The Buddha then turned the wheel of Dharma a second time at Vultures' Peak in India, with the emphasis this time on prajna. "Prajna" is a Sanskrit word, also called prajnaparamita, which in Chinese is translated as Zhi hui du. "Zhi hui” means (transcendent) wisdom; du means crossing over to the other shore.
Every sentient being is endowed with wisdom, but our wisdom is limited in depth and scope because we lack proper training of the mind. Zhi hui du refers specifically to the training of the mind, to cultivating the wisdom that allows us to reach the unsurpassed state of attainment — Buddhahood. From the view of an outsider, the process appears to be mysterious and connected in some way with religion; however, a true practitioner knows this training of the mind is very real. The sutras most people are familiar with, such as the Heart Sutra and Diamond Sutra, as well as many Ch'an discourses belong to the second turning of the wheel of Dharma. The teachings of the second turning are likened to courses given in secondary school.

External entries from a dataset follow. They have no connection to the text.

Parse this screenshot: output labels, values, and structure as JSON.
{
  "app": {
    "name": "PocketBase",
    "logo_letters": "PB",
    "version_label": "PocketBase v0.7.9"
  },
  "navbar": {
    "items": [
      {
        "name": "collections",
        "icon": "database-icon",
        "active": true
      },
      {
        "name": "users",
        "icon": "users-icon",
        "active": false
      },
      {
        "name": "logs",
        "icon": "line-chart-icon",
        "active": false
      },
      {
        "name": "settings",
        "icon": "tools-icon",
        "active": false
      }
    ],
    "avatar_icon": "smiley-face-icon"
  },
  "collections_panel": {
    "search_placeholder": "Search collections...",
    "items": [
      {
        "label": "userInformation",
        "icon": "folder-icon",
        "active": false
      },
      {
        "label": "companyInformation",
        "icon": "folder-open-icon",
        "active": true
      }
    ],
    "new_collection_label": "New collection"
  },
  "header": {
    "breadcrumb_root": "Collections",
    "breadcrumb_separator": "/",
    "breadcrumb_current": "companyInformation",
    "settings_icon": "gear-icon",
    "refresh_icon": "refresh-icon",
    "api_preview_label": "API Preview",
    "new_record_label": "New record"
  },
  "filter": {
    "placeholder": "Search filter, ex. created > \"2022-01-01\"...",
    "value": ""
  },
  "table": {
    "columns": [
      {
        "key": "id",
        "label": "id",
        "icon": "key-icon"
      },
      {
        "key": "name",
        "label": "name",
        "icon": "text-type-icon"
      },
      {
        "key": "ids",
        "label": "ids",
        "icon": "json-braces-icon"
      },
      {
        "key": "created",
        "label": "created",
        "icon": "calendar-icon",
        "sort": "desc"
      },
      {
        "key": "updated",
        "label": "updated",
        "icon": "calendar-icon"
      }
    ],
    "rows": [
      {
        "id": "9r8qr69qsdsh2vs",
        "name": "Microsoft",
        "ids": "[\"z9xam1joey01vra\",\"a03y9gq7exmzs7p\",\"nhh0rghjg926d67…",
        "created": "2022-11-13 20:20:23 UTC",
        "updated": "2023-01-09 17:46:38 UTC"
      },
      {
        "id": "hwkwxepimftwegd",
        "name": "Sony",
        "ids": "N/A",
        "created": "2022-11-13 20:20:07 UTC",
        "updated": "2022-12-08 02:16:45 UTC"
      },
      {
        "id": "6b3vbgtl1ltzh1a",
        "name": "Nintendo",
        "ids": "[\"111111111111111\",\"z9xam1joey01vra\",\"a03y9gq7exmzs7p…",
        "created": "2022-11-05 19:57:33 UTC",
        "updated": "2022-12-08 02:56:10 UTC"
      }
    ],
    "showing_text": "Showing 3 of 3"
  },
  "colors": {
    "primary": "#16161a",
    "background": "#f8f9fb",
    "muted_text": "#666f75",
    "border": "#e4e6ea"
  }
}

~ Depicted from ARE U READY FOR HAPPINESS : The Significance of Buddhist Philosophy Today